== MATERIAL SHOWN ==
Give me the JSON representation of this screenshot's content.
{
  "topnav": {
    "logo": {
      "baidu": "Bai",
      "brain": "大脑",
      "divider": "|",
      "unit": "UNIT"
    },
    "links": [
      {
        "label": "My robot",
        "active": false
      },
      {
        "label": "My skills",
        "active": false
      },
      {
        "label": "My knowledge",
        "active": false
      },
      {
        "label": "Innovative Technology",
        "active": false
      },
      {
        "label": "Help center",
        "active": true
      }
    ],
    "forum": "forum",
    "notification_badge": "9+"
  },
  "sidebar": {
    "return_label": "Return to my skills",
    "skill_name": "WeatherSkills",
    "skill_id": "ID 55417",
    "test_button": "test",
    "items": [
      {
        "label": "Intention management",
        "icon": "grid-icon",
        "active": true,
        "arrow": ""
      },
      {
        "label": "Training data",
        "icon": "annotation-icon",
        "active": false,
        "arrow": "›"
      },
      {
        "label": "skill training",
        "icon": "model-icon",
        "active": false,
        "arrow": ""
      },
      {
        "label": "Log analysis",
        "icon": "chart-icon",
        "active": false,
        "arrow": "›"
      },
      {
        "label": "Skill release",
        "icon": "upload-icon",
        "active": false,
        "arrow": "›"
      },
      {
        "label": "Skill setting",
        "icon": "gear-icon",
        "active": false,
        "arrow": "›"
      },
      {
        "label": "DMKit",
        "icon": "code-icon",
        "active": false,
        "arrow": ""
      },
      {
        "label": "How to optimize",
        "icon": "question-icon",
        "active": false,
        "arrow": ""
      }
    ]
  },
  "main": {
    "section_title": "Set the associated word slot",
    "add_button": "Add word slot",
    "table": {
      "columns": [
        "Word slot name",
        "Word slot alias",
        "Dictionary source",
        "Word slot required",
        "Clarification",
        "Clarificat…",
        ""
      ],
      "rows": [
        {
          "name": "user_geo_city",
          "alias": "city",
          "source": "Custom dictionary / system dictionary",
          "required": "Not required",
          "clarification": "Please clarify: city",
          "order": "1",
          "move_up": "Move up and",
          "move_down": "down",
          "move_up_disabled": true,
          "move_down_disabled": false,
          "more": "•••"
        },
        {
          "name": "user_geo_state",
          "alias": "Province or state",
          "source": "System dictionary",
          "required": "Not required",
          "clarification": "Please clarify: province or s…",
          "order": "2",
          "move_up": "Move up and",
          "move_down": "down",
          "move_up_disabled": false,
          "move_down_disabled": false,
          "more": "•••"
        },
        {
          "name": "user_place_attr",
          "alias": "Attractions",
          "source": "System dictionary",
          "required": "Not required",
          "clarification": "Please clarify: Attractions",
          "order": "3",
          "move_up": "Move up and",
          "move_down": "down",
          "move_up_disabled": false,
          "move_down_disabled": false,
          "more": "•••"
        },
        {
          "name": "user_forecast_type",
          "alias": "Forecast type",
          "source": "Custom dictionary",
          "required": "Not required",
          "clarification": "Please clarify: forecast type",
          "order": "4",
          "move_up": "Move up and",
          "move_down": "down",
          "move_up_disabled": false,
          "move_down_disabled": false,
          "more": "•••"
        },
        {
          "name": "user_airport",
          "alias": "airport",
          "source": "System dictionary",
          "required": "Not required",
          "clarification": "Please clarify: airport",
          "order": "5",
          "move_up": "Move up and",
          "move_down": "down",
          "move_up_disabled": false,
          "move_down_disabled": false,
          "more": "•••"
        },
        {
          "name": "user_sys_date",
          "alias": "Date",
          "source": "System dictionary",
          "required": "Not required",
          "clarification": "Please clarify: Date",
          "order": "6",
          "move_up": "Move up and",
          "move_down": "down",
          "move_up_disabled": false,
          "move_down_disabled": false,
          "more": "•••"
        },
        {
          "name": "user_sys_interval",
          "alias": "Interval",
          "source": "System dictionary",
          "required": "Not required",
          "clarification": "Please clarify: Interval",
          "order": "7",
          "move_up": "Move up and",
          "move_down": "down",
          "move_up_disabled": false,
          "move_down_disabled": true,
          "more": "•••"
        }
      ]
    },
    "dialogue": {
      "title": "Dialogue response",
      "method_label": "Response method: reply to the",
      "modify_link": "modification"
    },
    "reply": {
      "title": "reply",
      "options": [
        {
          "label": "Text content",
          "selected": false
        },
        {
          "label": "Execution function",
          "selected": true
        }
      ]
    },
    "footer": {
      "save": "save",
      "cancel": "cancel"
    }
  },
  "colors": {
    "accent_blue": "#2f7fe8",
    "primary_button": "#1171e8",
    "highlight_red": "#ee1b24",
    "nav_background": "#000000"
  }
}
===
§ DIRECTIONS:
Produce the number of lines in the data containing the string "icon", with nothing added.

§ WRITTEN RESPONSE:
8